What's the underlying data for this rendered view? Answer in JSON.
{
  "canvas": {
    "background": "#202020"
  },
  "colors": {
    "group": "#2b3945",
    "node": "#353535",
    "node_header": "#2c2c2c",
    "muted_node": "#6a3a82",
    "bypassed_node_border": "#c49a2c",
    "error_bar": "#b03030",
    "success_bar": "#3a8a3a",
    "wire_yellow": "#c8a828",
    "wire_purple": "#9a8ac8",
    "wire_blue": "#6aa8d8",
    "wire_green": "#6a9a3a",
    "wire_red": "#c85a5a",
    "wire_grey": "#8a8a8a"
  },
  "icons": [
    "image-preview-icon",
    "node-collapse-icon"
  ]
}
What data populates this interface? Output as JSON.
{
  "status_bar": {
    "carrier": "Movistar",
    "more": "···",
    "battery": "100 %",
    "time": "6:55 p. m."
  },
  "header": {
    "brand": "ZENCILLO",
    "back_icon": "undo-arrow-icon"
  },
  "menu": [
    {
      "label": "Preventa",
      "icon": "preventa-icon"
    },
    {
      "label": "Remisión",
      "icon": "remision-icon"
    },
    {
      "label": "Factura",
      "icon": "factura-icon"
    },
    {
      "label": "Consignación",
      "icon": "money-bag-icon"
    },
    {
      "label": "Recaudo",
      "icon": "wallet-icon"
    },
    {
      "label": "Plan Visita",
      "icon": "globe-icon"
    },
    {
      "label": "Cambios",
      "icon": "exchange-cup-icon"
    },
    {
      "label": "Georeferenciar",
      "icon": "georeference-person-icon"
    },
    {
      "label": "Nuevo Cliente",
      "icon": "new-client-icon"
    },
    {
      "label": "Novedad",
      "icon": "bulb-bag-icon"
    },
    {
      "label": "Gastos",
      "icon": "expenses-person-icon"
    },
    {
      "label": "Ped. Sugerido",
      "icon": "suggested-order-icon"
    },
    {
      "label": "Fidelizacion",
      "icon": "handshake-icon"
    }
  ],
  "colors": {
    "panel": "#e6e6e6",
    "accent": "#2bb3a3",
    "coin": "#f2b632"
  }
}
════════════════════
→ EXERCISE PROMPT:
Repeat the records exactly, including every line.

→ THE COMPLETED TASK:
What's the underlying data for this rendered view? Answer in JSON.
{
  "canvas": {
    "background": "#202020"
  },
  "colors": {
    "group": "#2b3945",
    "node": "#353535",
    "node_header": "#2c2c2c",
    "muted_node": "#6a3a82",
    "bypassed_node_border": "#c49a2c",
    "error_bar": "#b03030",
    "success_bar": "#3a8a3a",
    "wire_yellow": "#c8a828",
    "wire_purple": "#9a8ac8",
    "wire_blue": "#6aa8d8",
    "wire_green": "#6a9a3a",
    "wire_red": "#c85a5a",
    "wire_grey": "#8a8a8a"
  },
  "icons": [
    "image-preview-icon",
    "node-collapse-icon"
  ]
}
What data populates this interface? Output as JSON.
{
  "status_bar": {
    "carrier": "Movistar",
    "more": "···",
    "battery": "100 %",
    "time": "6:55 p. m."
  },
  "header": {
    "brand": "ZENCILLO",
    "back_icon": "undo-arrow-icon"
  },
  "menu": [
    {
      "label": "Preventa",
      "icon": "preventa-icon"
    },
    {
      "label": "Remisión",
      "icon": "remision-icon"
    },
    {
      "label": "Factura",
      "icon": "factura-icon"
    },
    {
      "label": "Consignación",
      "icon": "money-bag-icon"
    },
    {
      "label": "Recaudo",
      "icon": "wallet-icon"
    },
    {
      "label": "Plan Visita",
      "icon": "globe-icon"
    },
    {
      "label": "Cambios",
      "icon": "exchange-cup-icon"
    },
    {
      "label": "Georeferenciar",
      "icon": "georeference-person-icon"
    },
    {
      "label": "Nuevo Cliente",
      "icon": "new-client-icon"
    },
    {
      "label": "Novedad",
      "icon": "bulb-bag-icon"
    },
    {
      "label": "Gastos",
      "icon": "expenses-person-icon"
    },
    {
      "label": "Ped. Sugerido",
      "icon": "suggested-order-icon"
    },
    {
      "label": "Fidelizacion",
      "icon": "handshake-icon"
    }
  ],
  "colors": {
    "panel": "#e6e6e6",
    "accent": "#2bb3a3",
    "coin": "#f2b632"
  }
}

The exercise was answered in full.